Reduction in taste is known as hypogeusia and can commonly be the side effect of medication or even zinc deficiency and frighteningly is yet another benefit of old age.  As we gray and crumble,  the cells in our taste buds don't regenerate as quickly and so a reduced density inevitably correlates to a declining sensitivity to flavor.  Don't shudder.  If it's going to happen to all of us to a certain degree as we age, it's best to prepare yourself.   I still have many decades to go.  I guess if you drink puerh just for qi- hypogeusia is no barrier.  I should take advantage of this hopefully temporary loss of sensitivity and drink some gross shu tomorrow.

Tuesday, November 06, 2012

Election Tea

Whew. That was a close one! The horror of being represented by the likes of Romney and his doubly dubious sidekick has safely passed.      I'm cheered up when there is some proof that more money can't always buy power.  Politics is still a dirty business for both sides in the U.S. but truly atrocious things have happened when Republicans have their way.

This morning as I was running out of the house to go to the voting booth, I noticed that my husband had his mug of coffee so I ran back inside to grab my own mug of tea to keep me company in the voting line.  As I was rushing about- the only to-go tea I had out on the counter was unfortunately the Mighty Leaves Tea Conference Oolong good for exactly just one brew.  We vote in a church basement and there's plenty of round tables where you scribble out your vote. I actually never thought of having tea while voting but now I'll have to pre-plan it next year.   There's a lot to vote on as a Californian. I was concentrating so hard that I actually don't remember anything except the welcome novelty of drinking tea while voting. 

And yes that mug is a hard-hitting Fisticup adding knuckle action to any drinking experience.

Saturday, November 03, 2012

Assymetric Tea Trade

A box of tea arrived yesterday from the doyenne of aged puerh - the ever gracious and generous Su of Malaysia.  Gushu Chen Yuen Hao's, 70's Tuo, 1998 7532.  It's all a bit dizzying.   Can I really just return to buying teas on the internet after this? My two-month No Buy Pact is successfully completed and I'm almost cured.  Almost.  Don't you want to know what's in my e-shopping baskets!

Su also thoughtfully sent me roasted oolongs labeled as "Conference Tea" as well as empty tea bags for filling. Although she also labeled a Tielohan as a "Conference Tea", I think not!  I'm gonna save this TLH for a special day this month when I need a lift.

I brewed up one of the paper bag roasted oolongs yesterday as drinking the other teas seemed too luxurious to do all by myself.  I'm enjoying the same oolong right now which has rested overnight.  Second day brew definitely is mellower with a vanilla profile.  Roasted oolongs definitely are an easy companion.  
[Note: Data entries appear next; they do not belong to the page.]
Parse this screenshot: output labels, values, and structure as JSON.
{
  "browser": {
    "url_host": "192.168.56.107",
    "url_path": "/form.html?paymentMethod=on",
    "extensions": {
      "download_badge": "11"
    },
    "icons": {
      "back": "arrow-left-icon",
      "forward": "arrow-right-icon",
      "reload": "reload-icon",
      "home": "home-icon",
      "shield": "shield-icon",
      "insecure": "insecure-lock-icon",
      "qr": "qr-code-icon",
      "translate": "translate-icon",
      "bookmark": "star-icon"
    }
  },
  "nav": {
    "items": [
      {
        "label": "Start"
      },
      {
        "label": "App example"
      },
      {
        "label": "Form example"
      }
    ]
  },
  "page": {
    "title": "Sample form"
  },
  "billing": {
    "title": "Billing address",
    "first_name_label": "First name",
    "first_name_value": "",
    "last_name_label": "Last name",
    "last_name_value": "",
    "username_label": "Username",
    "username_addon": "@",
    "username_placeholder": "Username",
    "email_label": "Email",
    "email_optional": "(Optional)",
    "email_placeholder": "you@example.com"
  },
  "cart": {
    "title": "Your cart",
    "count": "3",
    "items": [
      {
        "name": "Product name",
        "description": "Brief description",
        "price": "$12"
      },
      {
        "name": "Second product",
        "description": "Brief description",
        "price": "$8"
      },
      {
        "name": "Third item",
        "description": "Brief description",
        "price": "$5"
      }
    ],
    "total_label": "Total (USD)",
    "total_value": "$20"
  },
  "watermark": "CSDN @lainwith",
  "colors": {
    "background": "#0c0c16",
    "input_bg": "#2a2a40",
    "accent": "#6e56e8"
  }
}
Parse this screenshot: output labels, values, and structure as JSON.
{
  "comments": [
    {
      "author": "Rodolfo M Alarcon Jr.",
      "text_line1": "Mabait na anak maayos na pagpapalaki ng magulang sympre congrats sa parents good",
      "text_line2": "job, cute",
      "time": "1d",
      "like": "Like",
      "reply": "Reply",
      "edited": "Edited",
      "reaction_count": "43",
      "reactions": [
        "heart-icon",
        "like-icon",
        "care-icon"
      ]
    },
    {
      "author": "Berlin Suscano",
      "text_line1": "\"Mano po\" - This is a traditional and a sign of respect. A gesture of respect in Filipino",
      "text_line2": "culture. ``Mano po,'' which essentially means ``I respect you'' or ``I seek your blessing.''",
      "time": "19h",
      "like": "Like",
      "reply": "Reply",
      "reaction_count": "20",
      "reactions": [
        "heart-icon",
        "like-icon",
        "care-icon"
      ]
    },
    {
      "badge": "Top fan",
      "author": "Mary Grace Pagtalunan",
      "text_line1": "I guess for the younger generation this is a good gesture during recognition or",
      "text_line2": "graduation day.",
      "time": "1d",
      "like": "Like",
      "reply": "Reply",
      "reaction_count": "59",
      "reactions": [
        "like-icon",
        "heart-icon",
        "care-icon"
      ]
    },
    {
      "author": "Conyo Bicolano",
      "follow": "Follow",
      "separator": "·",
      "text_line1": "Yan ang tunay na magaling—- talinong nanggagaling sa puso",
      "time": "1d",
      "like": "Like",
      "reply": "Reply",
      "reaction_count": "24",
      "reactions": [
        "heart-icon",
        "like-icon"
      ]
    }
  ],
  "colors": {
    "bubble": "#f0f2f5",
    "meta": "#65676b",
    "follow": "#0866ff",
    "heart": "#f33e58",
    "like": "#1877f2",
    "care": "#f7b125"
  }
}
Although aged oolong is what makes me lick my chops these days (and I'm happily waiting for some),   I think if I drank aged oolongs regularly, I may be vaulted into a pickiness which is hard to climb out of.   Pu-erh is a commitment of decades and in a lifetime,  our tastes can shift and pivot multiple times.  I think I may tuck in with oolongs for the winter and perhaps return to sheng in the spring.

What did I send in trade?  In my humble collection, what is there to send to someone who has such ready access to interesting aged teas? Nay- I chose to send something which I was supremely confident of their deliciousness and quality that was not readily available in Malasia.  Artisanal chocolates have yet to infiltrate most of Asia or the world for that matter so I was keen to have Su taste something of the complexity and depth of cacao.  I've reached another level in tea trade- I don't have to trade tea at all!